1) The number of buyer (NOT seller) transactions the agent has had within the last 12 months in the area(s) you are considering buying in.
2) If looking at new construction, the number of new homes the agent has sold within the last 12 months.
3) The sales price to list price difference/percentage (including seller concessions and other terms) of the last 12 transactions the agent has facilitated to see what their negotiating skills are like.
4) References from the last 3 to 5 buyer clients the agent has worked with.
5) Their online presence and invlovement within the real estate industry (e.g. "google" their name for results, check for them on Trulia and other sites to see what their responses have been to real estate related questions/topics, etc).
6) Check with the Virginia DPOR to see if there are any complaints or actions against the agent - http://www.dpor.virginia.gov/dporweb/dpormainwelcome.cfm
7) Ask them how many properties they preview per week on average. This will indicate whether they are staying on top of the local inventory and market trends. If they don't preview, they can't be up to date.
8) How well do they communicate with you and how do they go about doing that? Do they respond quickly and with accuracy and knowledge?
9) Did they ask you what your specific needs are in detail? This indicates that they care about what your needs are and don't just want to throw you in any house that may pay them higher commission or is one of their or their friends' listings.
As for bringing them to the same house, you can do that. But you are playing with fire - if you ratify and offer on that house, the other two agents could argue that they had procuring cause and could go after you for the commission. I don't necessarily agree with that argument, but everyone feels differently and there are plenty of lawyers in the area.
The way I found my buyer's agent is that I looked at homes without one. In doing so, I met the agents who were showing the homes. When I met one that I felt a great click with, I called him and asked him to be my buyer's agent going forward.
One caveat, though - if I had seen a house without a buyer's agent and wanted to make an offer on it, it might have gotten complicated to bring a buyer's agent in after the initial viewing.
I also went to several open houses and chatted with the showing agents there.
My advice - don't sign a buyers agent contract (this is a great way to get locked into a nightmare if your agent stinks!) and make sure your agent is not selecting homes for you to see based on commission percentages or other criteria that only benefits them. If you find a home on realtor.com and say "hmmm, I wonder why they didn't show me this listing?" it's probably a bad sign.
On the other side - in this market, sellers are desperate and even builders are negotiating prices (unheard of!) so if you get an agent with a pulse on the market and good negotiation skills they can probably help you get a fantastic price on a home...
As a home buyer you need an agent who will Listen to you and your needs, understands your wants and needs and is knowledgeable of the market .
Most areas do not require a buyer to sign an exclusive buyer's agreement. Most of the time it is agent or their office that prefers a written commitment by the buyer.
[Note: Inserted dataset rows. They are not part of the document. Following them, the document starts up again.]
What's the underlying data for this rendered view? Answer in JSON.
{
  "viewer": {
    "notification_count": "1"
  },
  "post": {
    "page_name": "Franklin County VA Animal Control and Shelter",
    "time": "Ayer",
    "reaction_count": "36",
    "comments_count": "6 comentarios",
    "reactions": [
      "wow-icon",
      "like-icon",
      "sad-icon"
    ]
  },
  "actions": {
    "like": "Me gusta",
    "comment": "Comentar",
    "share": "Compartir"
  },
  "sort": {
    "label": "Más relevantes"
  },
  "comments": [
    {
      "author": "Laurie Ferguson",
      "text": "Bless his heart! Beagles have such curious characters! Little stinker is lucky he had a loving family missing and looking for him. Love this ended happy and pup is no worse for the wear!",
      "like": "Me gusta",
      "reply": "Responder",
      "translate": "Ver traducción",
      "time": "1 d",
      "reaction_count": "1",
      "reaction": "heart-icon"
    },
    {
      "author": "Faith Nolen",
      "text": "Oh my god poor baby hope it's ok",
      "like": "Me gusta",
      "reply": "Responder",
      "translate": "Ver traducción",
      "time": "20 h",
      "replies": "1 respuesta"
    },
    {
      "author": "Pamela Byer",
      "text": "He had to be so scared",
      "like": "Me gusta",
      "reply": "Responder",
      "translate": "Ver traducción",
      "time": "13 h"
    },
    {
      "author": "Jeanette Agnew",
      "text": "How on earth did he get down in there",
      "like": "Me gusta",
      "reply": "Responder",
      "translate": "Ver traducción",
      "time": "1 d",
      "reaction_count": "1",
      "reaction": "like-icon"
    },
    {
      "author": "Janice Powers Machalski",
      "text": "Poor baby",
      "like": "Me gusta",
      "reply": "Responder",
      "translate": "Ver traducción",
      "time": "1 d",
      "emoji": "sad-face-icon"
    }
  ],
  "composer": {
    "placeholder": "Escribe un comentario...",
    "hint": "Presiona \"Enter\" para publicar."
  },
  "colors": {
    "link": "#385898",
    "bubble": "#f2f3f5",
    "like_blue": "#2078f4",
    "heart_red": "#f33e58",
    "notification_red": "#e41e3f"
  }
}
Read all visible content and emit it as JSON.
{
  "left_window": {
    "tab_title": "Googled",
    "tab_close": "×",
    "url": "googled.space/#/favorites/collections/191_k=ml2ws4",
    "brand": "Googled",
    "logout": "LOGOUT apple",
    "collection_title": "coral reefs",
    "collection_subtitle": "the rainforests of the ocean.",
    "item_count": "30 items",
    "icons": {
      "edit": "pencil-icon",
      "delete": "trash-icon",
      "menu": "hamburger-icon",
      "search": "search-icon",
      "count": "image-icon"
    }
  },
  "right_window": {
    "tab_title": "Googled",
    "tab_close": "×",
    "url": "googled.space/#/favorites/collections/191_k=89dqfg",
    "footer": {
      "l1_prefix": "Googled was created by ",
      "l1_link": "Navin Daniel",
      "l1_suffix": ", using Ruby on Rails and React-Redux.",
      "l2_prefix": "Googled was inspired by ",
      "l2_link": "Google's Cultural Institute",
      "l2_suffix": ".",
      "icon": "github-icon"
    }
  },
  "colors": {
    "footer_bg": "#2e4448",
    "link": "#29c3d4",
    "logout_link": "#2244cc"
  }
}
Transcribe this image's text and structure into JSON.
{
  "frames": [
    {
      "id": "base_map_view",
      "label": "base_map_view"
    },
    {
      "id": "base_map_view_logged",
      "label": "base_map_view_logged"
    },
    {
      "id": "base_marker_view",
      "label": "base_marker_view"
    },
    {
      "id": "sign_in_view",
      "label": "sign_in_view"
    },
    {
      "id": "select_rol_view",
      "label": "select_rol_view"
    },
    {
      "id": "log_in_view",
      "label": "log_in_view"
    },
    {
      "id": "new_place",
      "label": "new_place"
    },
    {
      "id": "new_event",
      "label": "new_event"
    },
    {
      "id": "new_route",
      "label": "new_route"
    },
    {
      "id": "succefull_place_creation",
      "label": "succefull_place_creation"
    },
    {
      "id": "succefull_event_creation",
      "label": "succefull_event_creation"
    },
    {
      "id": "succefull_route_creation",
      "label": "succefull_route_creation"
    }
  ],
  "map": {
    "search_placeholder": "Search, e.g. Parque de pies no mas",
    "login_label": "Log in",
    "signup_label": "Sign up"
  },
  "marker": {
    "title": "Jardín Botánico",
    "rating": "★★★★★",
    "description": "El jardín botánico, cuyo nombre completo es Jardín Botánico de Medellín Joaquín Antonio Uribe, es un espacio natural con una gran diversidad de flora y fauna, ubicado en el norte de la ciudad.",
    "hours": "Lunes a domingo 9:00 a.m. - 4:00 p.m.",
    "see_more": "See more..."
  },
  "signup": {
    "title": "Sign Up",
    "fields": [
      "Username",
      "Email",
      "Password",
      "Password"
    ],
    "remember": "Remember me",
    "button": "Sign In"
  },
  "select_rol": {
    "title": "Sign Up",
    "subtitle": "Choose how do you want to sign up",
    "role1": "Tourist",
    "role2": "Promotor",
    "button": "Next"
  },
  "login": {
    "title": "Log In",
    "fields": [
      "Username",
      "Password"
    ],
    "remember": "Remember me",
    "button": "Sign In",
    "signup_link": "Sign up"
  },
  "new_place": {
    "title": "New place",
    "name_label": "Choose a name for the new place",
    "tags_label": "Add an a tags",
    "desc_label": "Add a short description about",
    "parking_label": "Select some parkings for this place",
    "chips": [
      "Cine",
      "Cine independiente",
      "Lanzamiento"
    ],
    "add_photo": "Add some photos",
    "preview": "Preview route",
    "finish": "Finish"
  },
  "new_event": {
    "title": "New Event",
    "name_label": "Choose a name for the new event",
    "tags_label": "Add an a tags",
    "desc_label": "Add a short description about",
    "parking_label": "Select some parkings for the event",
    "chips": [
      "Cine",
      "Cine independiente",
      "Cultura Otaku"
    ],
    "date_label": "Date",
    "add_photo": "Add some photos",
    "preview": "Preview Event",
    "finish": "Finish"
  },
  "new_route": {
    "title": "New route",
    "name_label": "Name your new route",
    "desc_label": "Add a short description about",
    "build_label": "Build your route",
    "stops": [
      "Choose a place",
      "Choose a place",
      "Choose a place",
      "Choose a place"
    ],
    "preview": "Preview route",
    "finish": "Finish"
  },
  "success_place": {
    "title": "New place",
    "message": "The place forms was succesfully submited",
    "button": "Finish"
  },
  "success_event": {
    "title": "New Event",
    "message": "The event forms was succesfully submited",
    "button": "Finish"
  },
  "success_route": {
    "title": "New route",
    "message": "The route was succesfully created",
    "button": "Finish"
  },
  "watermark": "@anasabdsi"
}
Before you sign anything. Test to see if the agent actually listened to you and is knowledgeable of the market where you want to buy, by either sending you available properties or showing you properties within your parameters.
A good agent Listens (and hears and understands) more than talks, and addresses questions to you to help you define realistic expectations relative to the market.
If you have phone conversation with several agents regarding your wants and needs in a home, then let them interpret the conversation by sending you emails fitting your needs, you should be able to readily determine the best one for you. The better agents will, even on that 1st phone conversation, help you fine tune your parameters (good sign).
It is not always (and often not) necessary to sign brokerage agreement with your agent. But when you find a good one, it is great to Keep them on your financial team for now and for the future.
Best of luck
You can check out my blog below. Thanks and Good Luck, Richard
1. Ask the agent for references of past clients. Then follow up and call these folks to see if they were happy with the agent. Did the agent listen to what the clients were looking for? Did they communicate well and frequently? Did they follow up after the sale to make sure everything was right?
2. Ask the agent what their game plan is. How do they go about helping you find your home? Have they got a network of other agents, both inside and outside of their brokerage that they deal with? Are they proactive in bringing you properties that fit your criteria or do they just react to what you tell them you want to see?
3. I would ask how long they've been in Real Estate. I would keep an open mind for the individual and how you feel about them. By that I mean I wouldn't assume that just because someone has been in the business a long time or is brand new that you judge them on that alone. It may be an important component, but you have to click with them.
Hope this helped a little. Let me know if you have more questions and I'd be happy to talk with you. I hope you and yours are having a safe and happy holiday season. Regards, Paul
Ask how they handle Dual Agency. How long they've been in business. Ask for a couple of references. Go out with them once to see if your personalities match.
As far as bringing them all to the same house - I wouldn't think that would be as effective as it might seem on paper.